This grouping of two test rovers and a flight spare provides a graphic comparison of three generations of Mars rovers developed at NASA's Jet Propulsion Laboratory, Pasadena, Calif. The setting is JPL's Mars Yard testing area. Front and center is the flight spare for the first Mars rover, Sojourner, which landed on Mars in 1997 as part of the Mars Pathfinder Project. On the left is a Mars Exploration Rover Project test rover that is a working sibling to Spirit and Opportunity, which landed on Mars in 2004. On the right is a Mars Science Laboratory test rover the size of that project's Mars rover, Curiosity, which is on course for landing on Mars in August 2012
(From NASA) -- The Mars rover Curiosity has arrived at the "promised land" of Glenelg, a site of particular scientific interest on the Red Planet, said John Grotzinger, Mars Science Laboratory Project Scientist and professor at California Institute of Technology, at a news briefing Thursday.
For a little over a week, the rover has been sitting at a place called Rocknest, where it has used its scoop three times to pick up Martian material. The rover threw away the first two samples because they were used for cleaning high-tech instruments. Curiosity inserted material from the third sample into an instrument called Chemistry & Mineralogy (CheMin), which will analyze the minerals of which the material is composed.
"The most important thing about our mobile laboratory is that it eats dirt," Grotzinger said.
Scientists have been seeing something unexpected in the soil where Curiosity is scooping: Small bright objects. At first, they looked man-made and out of place, Grotzinger said. But upon closer examination, these one-millimeter flecks – about the size of the granules in the soil – were not uniformly bright, and didn't appear to have come from the rover.
"The majority of the science team felt that this might be something that is actually indigenous to Mars," he said.
There are two prevailing theories about what these flecks might be. One is that certain classes of minerals, when broken along a cleavage plane, would have a flat surface that reflects sunlight. Or, perhaps they're part of a soil-forming process.
This is likely not connected to the object that Curiosity found last week, which NASA scientists believe was "a shred of plastic material, likely benign."
The images that the rover sends from this location will help scientists come up with more hypotheses about how this area was formed. They will eventually pick a rock for the rover to drill into.
"Beginning with some rocks we studied before the scooping began, and going on now for the several weeks in front of us, those images will help guide us and give the team options of what I’m starting to call tours," he said.
The rover has been operating on Mars since its spectacular landing on August 6. After Glenelg, it will head to Mount Sharp, a three-mile-high mountain made of layers of sediment. Curiosity will examine these layers for organic molecules, evidence that life could have once existed there.

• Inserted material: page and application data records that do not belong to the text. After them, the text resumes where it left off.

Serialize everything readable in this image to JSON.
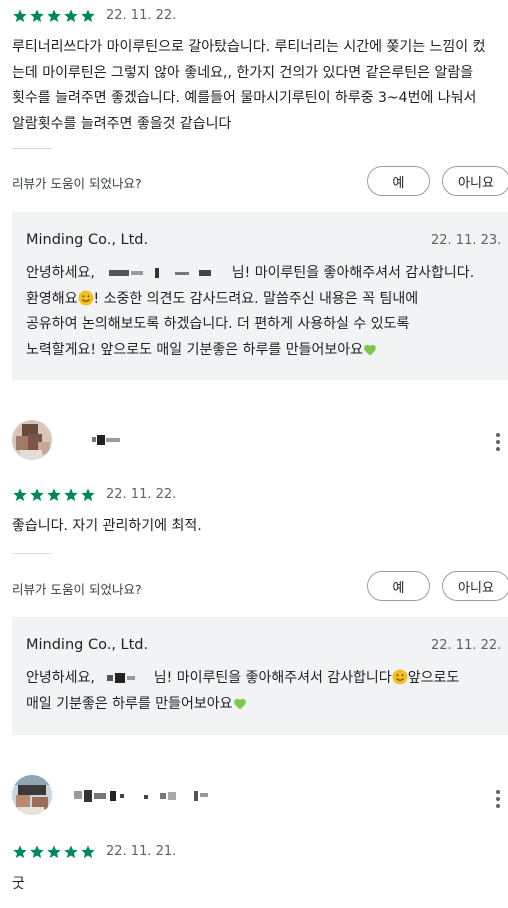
{
  "review1": {
    "date": "22. 11. 22.",
    "text": "루티너리쓰다가 마이루틴으로 갈아탔습니다. 루티너리는 시간에 쫒기는 느낌이 컸는데 마이루틴은 그렇지 않아 좋네요,, 한가지 건의가 있다면 같은루틴은 알람을 횟수를 늘려주면 좋겠습니다. 예를들어 물마시기루틴이 하루중 3~4번에 나눠서 알람횟수를 늘려주면 좋을것 같습니다",
    "helpful_question": "리뷰가 도움이 되었나요?",
    "yes_label": "예",
    "no_label": "아니요",
    "reply": {
      "developer": "Minding Co., Ltd.",
      "date": "22. 11. 23.",
      "greeting": "안녕하세요,",
      "after_name": "님! 마이루틴을 좋아해주셔서 감사합니다.",
      "line2a": "환영해요",
      "line2b": "! 소중한 의견도 감사드려요. 말씀주신 내용은 꼭 팀내에",
      "line3": "공유하여 논의해보도록 하겠습니다. 더 편하게 사용하실 수 있도록",
      "line4": "노력할게요! 앞으로도 매일 기분좋은 하루를 만들어보아요"
    }
  },
  "review2": {
    "date": "22. 11. 22.",
    "text": "좋습니다. 자기 관리하기에 최적.",
    "helpful_question": "리뷰가 도움이 되었나요?",
    "yes_label": "예",
    "no_label": "아니요",
    "reply": {
      "developer": "Minding Co., Ltd.",
      "date": "22. 11. 22.",
      "greeting": "안녕하세요,",
      "after_name": "님! 마이루틴을 좋아해주셔서 감사합니다",
      "line1b": "앞으로도",
      "line2": "매일 기분좋은 하루를 만들어보아요"
    }
  },
  "review3": {
    "date": "22. 11. 21.",
    "text": "굿"
  },
  "colors": {
    "star": "#01875f",
    "reply_bg": "#f1f3f4",
    "heart": "#7cc94a",
    "smile": "#f6c021"
  }
}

Curiosity's mission, which costs $2.6 billion, is slated to last for two years, although other rovers have far outlasted their expected lifetimes. The Opportunity rover is still chugging along, having landed in 2004.